    terms of payment for goods sold or services rendered.
  • Industry or Market – describe the general marketplace for your product or service: the total dollar volume, the rate
    of growth, the overall demand for the product or service as well as the projection for the future size of the industry.
  • Competition – describe all the competing products and the various companies that produce them, including where
    possible, their sales volumes, market share. In this section identify how your product is different from those of
    your competitors. If you have no competition, please list the reasons for this situation, e.g. proprietary
    technology, patent position. If you have reason to believe that competitors may enter the industry in the future,
    indicate each potential competitor and possible time of entry in the market.
  • Pricing – Provide information regarding the price of the product or service, including the method by which the price
    was determined and the amount of gross profit. Be prepared to explain, in straightforward terms, the rationale
    behind the pricing e.g. due to competitive forces or because the market is such that you can set your own price?
  • Promotion
  • Distribution
  • Marketing – provide information about your process and the channels of distribution. Information should cover the
    means by which your product or service is delivered to the ultimate user, any special arrangements that govern the
    marketing of your product.

4. Production Process and Systems

  • Production – describe all stages of the production process and factors affecting production, as well as the method
    by which the cost of goods sold is calculated. This section should also include a description of the production process
    (e.g. difficult or sophisticated, many components or a few, value-added component, components critical to the
    production process).
  • Employees – describe the number and categories of employees, management’s relationship with work force, unionised or
    non- unionised. If the company is unionised, describe the union contract, the relationship with the union, and
    expiration date of the contract.
  • Suppliers – list the top three or four companies that supply your company with items essential for operations.
    Include the type of product and dollar volume supplied.
  • Equipment, Property and Facilities – describe what you currently own or intend to purchase.
  • Patents and Trademarks

5. Legal / Regulatory Considerations

  • Litigation – provide details of any litigation that your company is currently involved in, whether as complainant or
    defendant, as well as any potential litigation.
  • Government Regulations
  • Environmental Factors – list all aspects of your company’s operations that impact either positively or negatively on
    the environment.
  • Conflicts of Interest
  • Insurance
  • Taxes

6. Organisation and Management

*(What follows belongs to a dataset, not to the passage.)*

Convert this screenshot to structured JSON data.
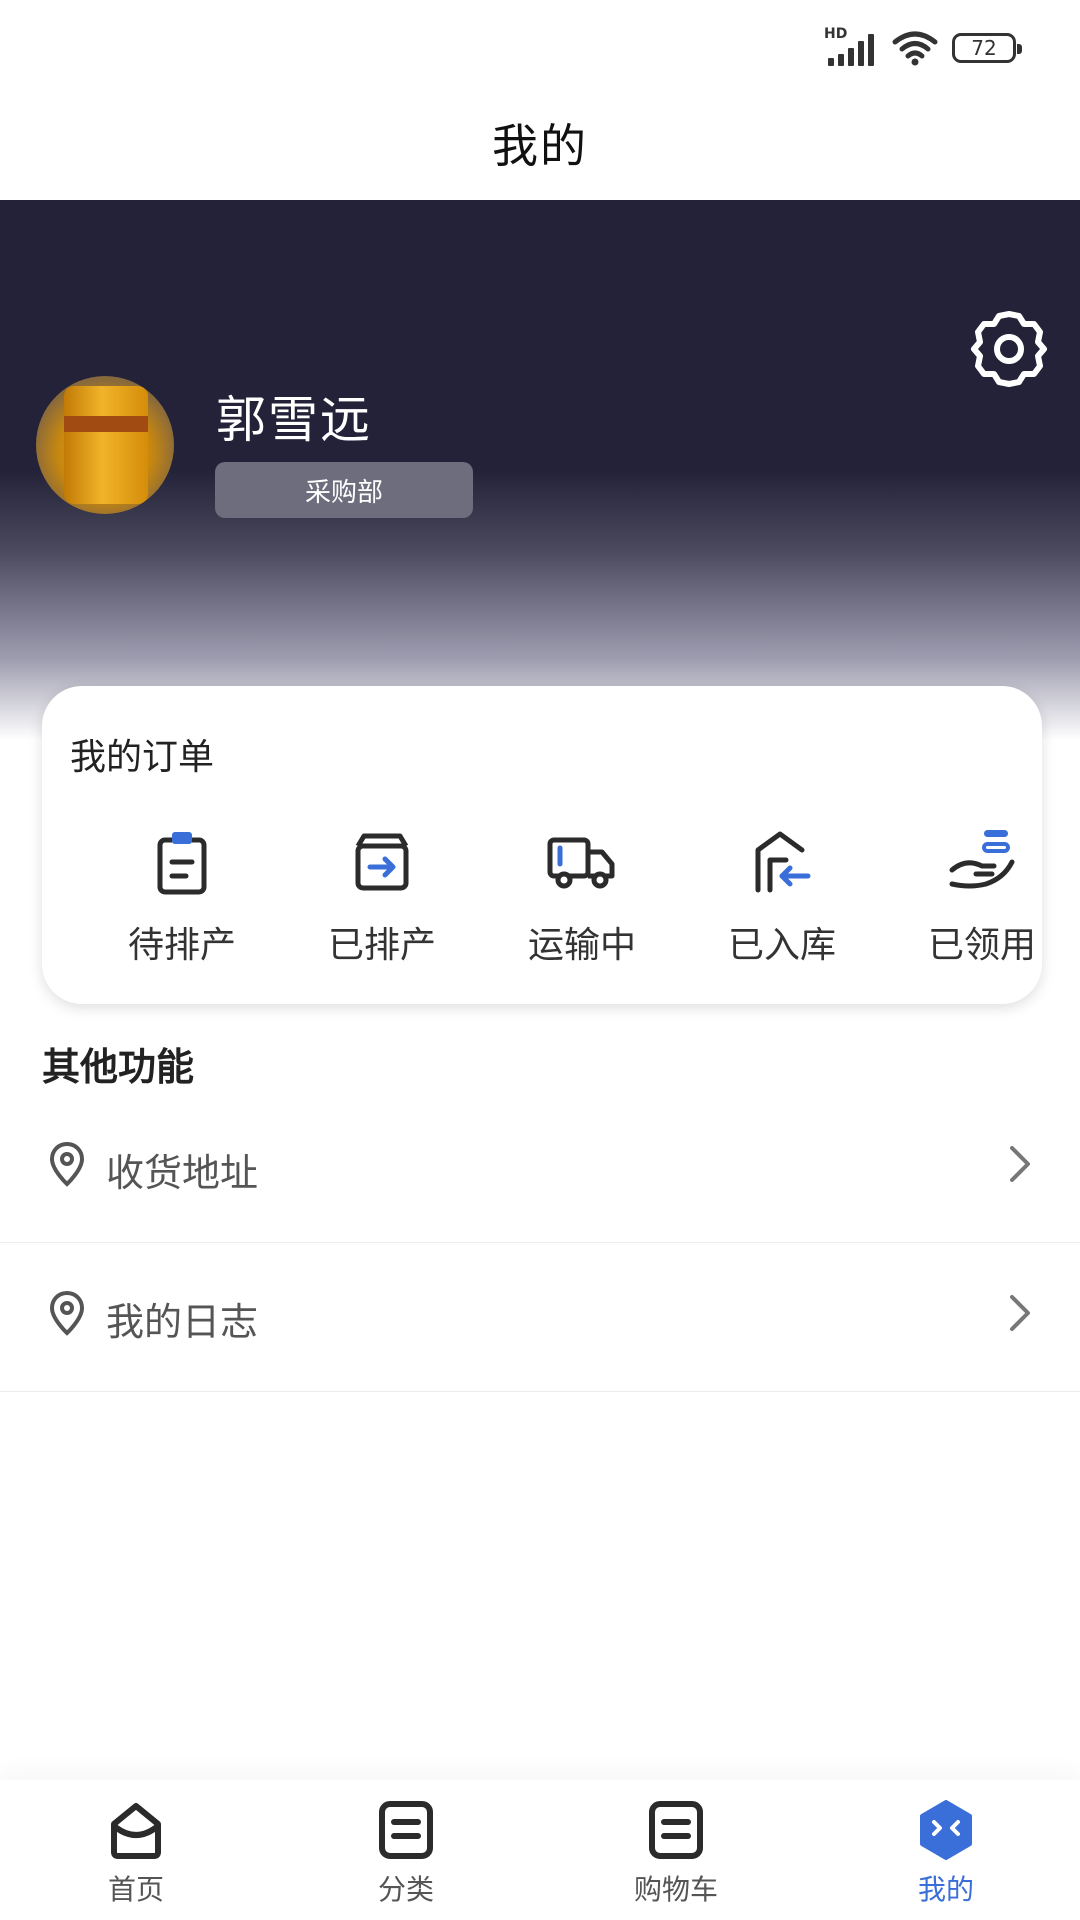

  • Organisational Structure
  • Directors and Officers
  • Key Employees – provide a resume style summary of the background and work experience of the key three or four
    employees.
  • Remuneration – list the names of the key employees, directors or officers, the capacity in which they are or will be
    serving, the salary or remuneration that they have received or will receive.
  • Principal Shareholders
  • Employment Agreements (if applicable)
  • Conflicts of Interest
  • Accountants, Consultants, Lawyers, Bankers – list names, addresses, telephone numbers.

7. Financial Considerations

  • Use of the Proceeds – specify how you intend to use the funds.
  • Risk factors – describe the major drawback(s) to investing in your company, e.g. limited operating history, limited
    resources, limited management expertise, market or production uncertainties, dependence on key management. Identify
    key actions to manage these factors.
  • Financial statements – provide copies of audited balance sheet, income statement, and cash flow statement for the
    past three years, or the length of time that you have been in operation if this is less than three years.
  • Financial Projections – provide annual financial projections, inclusive of balance sheet, income statement, and cash
    flow statement for the next five years, including a detailed monthly cash flow statement for the next twelve months.